Brubeck learned piano from his classically-trained mother, and he succeeded at a young age despite the fact that he couldn’t read sheet music. He attended a conservatory after a brief spell studying veterinary science, but he was almost expelled from school after his professors learned of his inability to read music. After school, he was drafted into the Army and served in Europe during World War II. It was there, while playing a gig for the Red Cross, that the notion of starting a band first came to his mind.
Brubeck organized the Dave Brubeck Quartet in 1951 with saxophonist Paul Desmond, whom he met in the Army: Desmond would collaborate often with Brubeck until his death in 1977. Brubeck’s popularity increased with his tour of American college campuses in the 1950s; his Columbia Records debut, Jazz Goes To College, was recorded on this tour. His style of piano playing, which combined his classical training with a penchant for improvisation, was unlike anything that had been heard in jazz before, and his compositions, many of which used unusual time signatures, revolutionized the genre.

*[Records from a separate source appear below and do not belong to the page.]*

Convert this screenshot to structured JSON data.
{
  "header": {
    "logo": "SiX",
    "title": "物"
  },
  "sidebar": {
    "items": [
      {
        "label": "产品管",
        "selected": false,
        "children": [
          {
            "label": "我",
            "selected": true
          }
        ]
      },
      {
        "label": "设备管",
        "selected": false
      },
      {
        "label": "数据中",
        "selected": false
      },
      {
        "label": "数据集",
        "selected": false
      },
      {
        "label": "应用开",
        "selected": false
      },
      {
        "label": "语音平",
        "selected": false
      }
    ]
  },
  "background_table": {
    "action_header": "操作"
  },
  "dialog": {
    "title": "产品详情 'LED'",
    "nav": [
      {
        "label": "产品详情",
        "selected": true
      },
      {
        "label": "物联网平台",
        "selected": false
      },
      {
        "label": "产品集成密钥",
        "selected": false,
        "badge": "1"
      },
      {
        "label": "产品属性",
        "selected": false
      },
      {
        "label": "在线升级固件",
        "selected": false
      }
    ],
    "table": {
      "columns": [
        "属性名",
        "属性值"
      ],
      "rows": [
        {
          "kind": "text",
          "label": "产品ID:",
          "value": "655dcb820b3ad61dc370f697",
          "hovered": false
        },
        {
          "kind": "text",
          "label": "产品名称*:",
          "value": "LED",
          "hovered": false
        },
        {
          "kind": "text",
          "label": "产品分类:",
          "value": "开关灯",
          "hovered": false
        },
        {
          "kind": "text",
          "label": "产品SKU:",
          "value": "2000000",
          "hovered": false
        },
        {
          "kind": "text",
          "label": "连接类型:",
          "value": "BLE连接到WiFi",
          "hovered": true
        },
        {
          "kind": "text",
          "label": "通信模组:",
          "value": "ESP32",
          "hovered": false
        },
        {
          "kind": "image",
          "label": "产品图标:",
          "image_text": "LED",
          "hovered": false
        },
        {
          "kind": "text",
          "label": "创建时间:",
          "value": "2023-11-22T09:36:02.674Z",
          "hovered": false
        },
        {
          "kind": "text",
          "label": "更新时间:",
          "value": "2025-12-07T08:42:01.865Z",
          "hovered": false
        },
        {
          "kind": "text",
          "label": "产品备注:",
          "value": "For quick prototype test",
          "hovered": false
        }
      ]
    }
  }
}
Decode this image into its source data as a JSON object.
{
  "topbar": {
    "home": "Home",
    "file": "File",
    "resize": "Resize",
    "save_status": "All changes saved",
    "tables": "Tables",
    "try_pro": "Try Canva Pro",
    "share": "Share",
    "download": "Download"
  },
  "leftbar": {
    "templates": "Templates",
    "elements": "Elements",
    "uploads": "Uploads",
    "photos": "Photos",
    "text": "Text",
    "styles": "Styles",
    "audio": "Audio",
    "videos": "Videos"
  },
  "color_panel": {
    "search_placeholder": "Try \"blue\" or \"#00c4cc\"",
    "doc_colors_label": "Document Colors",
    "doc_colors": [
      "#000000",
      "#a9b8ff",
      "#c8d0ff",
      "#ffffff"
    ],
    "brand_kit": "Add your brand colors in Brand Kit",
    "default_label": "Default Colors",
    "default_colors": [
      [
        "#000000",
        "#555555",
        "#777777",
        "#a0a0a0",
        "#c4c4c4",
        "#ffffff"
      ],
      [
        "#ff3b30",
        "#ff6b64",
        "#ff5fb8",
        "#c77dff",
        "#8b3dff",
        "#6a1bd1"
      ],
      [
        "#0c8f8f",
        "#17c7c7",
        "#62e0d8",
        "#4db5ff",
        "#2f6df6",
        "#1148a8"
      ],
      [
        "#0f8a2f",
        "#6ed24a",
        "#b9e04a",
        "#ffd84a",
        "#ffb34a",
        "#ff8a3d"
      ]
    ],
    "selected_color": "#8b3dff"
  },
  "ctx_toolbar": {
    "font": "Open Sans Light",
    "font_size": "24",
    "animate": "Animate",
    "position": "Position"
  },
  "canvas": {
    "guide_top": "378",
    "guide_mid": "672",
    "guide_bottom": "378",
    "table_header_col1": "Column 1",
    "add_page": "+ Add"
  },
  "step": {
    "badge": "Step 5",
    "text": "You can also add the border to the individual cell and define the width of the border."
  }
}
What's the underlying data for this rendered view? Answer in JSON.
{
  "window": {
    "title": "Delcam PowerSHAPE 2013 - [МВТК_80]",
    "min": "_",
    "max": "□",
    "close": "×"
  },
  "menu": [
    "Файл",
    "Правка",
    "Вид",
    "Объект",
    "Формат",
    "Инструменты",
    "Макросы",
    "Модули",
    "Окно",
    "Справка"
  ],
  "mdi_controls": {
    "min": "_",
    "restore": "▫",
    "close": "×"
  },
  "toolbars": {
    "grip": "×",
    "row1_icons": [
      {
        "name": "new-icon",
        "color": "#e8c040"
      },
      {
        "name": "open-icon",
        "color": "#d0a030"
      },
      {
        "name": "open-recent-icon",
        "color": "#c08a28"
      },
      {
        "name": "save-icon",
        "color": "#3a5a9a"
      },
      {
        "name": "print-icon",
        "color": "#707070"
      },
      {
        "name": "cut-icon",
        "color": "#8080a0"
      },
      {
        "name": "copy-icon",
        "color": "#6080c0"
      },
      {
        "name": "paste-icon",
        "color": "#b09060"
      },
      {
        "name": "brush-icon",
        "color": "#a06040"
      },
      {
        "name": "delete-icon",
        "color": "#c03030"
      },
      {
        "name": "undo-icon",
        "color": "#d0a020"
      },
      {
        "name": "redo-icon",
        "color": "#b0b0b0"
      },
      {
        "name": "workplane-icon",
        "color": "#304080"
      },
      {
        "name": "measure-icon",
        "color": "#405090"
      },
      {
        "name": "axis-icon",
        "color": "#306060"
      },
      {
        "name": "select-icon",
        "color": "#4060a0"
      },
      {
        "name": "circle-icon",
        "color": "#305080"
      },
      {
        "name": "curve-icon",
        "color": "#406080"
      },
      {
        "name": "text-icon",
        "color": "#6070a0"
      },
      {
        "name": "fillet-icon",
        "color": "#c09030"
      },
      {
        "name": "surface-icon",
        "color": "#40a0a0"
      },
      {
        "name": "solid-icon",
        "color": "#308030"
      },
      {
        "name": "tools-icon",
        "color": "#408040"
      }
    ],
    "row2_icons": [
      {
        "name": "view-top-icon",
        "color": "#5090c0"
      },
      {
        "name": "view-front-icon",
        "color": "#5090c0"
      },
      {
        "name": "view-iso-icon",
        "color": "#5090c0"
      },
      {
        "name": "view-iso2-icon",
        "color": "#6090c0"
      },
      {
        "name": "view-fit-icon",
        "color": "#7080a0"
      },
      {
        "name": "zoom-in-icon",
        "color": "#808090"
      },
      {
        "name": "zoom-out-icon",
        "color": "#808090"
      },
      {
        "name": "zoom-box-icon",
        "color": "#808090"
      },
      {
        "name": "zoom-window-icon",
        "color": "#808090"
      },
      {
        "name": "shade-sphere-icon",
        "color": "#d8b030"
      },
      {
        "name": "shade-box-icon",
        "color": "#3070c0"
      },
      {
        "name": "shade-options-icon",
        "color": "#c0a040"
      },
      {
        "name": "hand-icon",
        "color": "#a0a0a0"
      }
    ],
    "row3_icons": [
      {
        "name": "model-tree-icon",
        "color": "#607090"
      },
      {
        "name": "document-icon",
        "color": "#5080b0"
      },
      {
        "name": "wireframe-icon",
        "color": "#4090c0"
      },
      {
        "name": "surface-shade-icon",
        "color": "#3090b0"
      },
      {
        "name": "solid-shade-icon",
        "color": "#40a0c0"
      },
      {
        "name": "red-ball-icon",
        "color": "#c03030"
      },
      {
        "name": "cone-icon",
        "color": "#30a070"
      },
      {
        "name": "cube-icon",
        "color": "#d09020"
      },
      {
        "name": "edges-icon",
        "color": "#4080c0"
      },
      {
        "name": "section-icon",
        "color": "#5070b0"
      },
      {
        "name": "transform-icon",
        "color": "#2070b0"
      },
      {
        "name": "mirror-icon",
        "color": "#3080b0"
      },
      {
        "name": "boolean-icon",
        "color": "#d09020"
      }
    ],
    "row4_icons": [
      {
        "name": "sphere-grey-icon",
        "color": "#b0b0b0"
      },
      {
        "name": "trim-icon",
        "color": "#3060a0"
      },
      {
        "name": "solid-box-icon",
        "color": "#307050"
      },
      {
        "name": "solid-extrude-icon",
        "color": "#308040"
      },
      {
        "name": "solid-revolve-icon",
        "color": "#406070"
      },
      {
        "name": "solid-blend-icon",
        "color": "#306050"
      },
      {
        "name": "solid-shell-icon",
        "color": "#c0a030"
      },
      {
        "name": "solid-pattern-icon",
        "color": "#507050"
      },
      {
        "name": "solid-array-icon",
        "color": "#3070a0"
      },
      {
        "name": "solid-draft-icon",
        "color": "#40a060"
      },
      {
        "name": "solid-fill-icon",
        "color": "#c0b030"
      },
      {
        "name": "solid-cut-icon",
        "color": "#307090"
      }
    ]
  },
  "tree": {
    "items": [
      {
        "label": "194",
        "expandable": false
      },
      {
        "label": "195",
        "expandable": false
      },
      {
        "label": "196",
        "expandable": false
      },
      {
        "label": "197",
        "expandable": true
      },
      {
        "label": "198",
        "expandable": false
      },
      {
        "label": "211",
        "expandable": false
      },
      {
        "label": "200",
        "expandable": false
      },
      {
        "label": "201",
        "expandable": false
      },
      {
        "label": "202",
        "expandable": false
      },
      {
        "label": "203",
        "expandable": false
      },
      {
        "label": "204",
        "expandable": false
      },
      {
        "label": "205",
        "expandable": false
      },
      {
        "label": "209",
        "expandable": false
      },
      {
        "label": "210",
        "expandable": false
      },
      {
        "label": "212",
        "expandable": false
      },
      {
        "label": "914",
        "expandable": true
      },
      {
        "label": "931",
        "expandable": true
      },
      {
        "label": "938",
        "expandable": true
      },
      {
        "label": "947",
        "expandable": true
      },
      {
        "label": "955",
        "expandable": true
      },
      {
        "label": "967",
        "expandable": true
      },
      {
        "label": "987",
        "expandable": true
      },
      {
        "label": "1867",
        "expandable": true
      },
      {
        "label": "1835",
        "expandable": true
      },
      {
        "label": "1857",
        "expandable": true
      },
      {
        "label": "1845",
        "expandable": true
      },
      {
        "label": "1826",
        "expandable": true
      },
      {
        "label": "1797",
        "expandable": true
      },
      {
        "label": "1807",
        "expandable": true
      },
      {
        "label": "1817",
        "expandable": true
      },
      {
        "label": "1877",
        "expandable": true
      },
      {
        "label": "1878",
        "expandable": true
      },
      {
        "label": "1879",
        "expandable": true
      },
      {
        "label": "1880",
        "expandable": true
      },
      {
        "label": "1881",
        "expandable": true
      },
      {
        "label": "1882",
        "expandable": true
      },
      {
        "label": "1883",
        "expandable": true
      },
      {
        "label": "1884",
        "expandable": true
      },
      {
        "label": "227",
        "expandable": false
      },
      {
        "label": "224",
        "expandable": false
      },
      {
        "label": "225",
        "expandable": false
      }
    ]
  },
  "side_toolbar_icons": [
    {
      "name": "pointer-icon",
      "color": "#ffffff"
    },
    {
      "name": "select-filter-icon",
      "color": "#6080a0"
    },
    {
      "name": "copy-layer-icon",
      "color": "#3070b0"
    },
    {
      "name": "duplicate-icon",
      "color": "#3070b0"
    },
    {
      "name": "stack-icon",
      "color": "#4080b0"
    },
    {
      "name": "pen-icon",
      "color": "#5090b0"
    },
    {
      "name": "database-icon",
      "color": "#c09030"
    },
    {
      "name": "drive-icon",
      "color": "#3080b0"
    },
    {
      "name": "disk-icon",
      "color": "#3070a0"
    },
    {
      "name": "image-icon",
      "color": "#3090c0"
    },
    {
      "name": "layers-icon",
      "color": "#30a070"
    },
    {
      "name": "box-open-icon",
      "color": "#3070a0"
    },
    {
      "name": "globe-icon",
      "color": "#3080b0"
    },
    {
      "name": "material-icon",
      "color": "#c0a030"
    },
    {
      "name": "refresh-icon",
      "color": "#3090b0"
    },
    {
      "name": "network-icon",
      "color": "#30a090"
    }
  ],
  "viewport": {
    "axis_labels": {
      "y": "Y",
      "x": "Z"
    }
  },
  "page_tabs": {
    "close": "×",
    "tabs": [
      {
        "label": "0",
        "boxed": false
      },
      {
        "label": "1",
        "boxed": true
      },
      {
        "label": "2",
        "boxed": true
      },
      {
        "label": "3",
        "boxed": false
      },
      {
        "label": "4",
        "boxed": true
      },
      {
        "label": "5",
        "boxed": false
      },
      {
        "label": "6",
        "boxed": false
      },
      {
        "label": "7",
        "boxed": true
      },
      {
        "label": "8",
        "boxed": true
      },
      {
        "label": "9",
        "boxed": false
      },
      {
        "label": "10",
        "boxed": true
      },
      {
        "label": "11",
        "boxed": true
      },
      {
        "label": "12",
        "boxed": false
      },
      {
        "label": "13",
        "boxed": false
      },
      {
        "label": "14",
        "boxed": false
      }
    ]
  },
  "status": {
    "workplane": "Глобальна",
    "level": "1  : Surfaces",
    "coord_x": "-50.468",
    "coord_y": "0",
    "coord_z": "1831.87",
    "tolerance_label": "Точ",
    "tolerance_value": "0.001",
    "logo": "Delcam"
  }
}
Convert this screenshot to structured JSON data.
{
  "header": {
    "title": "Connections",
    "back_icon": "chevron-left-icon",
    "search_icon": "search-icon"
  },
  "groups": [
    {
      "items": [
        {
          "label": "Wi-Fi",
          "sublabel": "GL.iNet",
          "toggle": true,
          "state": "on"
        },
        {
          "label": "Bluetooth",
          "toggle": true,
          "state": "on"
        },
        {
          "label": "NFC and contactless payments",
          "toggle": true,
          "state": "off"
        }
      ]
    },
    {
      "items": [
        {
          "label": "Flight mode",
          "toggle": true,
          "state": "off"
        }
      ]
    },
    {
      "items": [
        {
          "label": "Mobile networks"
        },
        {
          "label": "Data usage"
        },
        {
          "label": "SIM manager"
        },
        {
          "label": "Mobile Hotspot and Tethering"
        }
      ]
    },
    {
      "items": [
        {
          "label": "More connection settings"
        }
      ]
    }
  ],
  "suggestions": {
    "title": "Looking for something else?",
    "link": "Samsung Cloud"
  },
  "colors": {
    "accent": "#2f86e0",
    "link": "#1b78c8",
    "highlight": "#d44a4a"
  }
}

Brubeck played with his Quartet until 1967; during that time, they released hit albums, recorded songs that became jazz standards, and Brubeck himself ended up on the cover of Time Magazine. After disbanding the Quartet, Brubeck started writing longer instrumental and choral pieces. In his later years, he became an elder statesman for the genre, receiving accolades around the world for his incredible work in music. He will be missed.